[INSTRUCTIONS FOR THE TASK]: Across the entries below, how many lines have the word "solutions" in them? Respond with only the number.

(Source data)
┄┄┄┄┄┄┄┄┄┄┄┄┄┄┄┄┄┄┄┄

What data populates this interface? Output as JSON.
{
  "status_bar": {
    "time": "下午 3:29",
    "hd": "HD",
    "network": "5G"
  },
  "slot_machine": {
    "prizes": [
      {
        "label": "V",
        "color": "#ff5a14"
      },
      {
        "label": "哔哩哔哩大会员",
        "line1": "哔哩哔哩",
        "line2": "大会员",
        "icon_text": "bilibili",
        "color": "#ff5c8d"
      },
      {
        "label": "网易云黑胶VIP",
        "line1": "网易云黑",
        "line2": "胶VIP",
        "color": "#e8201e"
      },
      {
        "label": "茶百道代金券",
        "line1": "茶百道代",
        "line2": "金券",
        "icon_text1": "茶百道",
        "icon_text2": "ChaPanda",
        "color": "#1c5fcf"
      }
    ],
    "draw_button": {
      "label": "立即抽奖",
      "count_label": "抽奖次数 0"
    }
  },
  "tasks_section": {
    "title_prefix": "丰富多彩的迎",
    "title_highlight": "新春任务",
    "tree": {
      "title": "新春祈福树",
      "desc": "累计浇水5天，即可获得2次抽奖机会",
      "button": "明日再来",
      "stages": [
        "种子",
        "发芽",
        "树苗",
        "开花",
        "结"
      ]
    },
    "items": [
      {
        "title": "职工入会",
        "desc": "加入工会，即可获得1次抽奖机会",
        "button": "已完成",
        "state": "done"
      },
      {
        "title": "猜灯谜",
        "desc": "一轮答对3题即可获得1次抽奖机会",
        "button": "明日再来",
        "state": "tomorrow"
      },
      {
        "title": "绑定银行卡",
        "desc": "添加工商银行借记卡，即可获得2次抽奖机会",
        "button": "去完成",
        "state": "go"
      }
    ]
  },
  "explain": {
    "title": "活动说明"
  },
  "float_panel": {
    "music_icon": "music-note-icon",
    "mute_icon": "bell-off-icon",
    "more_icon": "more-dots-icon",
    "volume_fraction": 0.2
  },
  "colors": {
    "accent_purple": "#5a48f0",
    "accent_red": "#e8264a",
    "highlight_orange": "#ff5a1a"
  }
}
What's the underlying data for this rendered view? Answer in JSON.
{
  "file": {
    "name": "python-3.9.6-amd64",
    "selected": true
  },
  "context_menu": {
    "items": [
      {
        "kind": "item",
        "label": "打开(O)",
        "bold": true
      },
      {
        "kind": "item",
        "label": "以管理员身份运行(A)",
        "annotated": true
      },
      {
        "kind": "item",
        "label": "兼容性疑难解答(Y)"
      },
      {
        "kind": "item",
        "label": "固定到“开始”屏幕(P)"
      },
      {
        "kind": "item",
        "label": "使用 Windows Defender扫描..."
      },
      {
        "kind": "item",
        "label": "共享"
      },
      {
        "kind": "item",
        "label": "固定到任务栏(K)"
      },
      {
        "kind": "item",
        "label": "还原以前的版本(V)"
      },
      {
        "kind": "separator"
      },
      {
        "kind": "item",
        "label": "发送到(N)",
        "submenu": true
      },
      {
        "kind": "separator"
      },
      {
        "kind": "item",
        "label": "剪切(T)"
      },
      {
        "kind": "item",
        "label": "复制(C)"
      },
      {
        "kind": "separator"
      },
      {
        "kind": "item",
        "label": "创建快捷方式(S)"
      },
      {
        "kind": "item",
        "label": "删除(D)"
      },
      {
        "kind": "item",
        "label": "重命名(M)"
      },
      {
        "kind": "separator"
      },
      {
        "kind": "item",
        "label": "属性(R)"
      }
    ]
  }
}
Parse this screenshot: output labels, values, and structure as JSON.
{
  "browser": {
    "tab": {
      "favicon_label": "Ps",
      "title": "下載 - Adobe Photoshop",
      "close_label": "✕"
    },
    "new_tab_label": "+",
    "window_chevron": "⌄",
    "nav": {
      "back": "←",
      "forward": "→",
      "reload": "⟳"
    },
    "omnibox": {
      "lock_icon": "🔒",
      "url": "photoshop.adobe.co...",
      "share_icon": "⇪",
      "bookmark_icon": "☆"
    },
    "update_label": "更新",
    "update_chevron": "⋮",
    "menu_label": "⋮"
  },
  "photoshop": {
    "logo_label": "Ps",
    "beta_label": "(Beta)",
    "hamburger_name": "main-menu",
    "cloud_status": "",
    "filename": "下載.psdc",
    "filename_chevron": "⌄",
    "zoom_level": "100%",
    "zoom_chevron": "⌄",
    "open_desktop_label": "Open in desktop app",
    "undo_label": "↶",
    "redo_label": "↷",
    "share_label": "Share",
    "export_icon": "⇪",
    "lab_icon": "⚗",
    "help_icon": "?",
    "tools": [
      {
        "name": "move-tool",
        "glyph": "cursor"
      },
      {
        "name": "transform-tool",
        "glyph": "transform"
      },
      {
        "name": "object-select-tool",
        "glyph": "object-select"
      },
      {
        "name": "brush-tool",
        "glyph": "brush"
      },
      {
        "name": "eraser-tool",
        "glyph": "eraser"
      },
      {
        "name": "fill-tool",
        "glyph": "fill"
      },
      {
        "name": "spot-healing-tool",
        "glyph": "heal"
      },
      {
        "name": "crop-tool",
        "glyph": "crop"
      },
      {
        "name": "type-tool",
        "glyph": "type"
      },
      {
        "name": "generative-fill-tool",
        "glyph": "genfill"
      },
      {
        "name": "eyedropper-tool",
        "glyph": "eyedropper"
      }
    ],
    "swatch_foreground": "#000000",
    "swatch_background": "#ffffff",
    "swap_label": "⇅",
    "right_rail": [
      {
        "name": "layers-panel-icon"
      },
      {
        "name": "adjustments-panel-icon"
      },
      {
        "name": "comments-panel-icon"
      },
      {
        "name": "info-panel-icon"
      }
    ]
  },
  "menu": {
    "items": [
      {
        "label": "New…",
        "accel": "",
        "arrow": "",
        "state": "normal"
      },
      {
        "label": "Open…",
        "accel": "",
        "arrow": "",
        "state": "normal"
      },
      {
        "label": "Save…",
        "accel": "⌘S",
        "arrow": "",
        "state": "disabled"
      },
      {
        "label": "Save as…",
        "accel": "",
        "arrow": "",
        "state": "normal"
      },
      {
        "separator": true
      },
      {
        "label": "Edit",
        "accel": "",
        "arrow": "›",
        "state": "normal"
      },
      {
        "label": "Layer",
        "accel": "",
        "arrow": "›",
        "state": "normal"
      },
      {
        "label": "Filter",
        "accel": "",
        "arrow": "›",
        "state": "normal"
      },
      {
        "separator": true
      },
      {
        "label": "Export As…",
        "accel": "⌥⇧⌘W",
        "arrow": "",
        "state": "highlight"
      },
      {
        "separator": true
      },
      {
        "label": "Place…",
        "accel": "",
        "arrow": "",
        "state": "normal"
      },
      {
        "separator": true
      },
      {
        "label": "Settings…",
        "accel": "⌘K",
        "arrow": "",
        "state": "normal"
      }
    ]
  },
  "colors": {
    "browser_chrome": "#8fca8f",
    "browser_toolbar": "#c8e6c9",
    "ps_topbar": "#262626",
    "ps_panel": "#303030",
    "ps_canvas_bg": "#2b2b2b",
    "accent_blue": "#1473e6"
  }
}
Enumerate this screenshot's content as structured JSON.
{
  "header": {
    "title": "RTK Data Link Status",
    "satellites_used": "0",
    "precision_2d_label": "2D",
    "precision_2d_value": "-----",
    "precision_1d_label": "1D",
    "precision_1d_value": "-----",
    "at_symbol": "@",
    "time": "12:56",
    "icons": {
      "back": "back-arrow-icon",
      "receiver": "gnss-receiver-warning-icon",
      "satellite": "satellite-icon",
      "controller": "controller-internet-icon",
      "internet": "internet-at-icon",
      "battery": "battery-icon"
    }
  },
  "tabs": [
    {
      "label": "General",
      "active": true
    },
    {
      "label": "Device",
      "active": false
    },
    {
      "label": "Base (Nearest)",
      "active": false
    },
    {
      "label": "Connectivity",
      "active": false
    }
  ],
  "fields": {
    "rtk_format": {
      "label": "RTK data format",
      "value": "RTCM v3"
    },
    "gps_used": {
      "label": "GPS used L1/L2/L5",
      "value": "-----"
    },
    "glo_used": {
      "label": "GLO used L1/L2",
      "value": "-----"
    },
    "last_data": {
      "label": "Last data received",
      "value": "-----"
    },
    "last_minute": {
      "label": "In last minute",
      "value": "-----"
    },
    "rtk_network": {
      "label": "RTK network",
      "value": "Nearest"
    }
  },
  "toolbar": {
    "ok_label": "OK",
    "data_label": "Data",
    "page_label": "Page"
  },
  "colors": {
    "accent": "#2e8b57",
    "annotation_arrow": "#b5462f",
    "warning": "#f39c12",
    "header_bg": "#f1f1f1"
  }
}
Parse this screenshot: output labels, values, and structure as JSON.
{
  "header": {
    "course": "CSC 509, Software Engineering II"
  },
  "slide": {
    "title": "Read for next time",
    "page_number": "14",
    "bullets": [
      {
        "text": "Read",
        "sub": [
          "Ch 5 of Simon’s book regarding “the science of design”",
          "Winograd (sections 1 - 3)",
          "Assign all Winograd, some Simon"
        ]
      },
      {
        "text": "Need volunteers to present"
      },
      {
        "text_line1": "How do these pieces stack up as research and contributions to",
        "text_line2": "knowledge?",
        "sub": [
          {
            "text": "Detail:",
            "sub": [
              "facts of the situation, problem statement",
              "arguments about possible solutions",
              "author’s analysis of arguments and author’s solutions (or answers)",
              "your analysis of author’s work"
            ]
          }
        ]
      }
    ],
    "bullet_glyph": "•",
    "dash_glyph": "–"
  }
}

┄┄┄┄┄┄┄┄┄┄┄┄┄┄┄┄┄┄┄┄

[EXERCISE ANSWER]: 2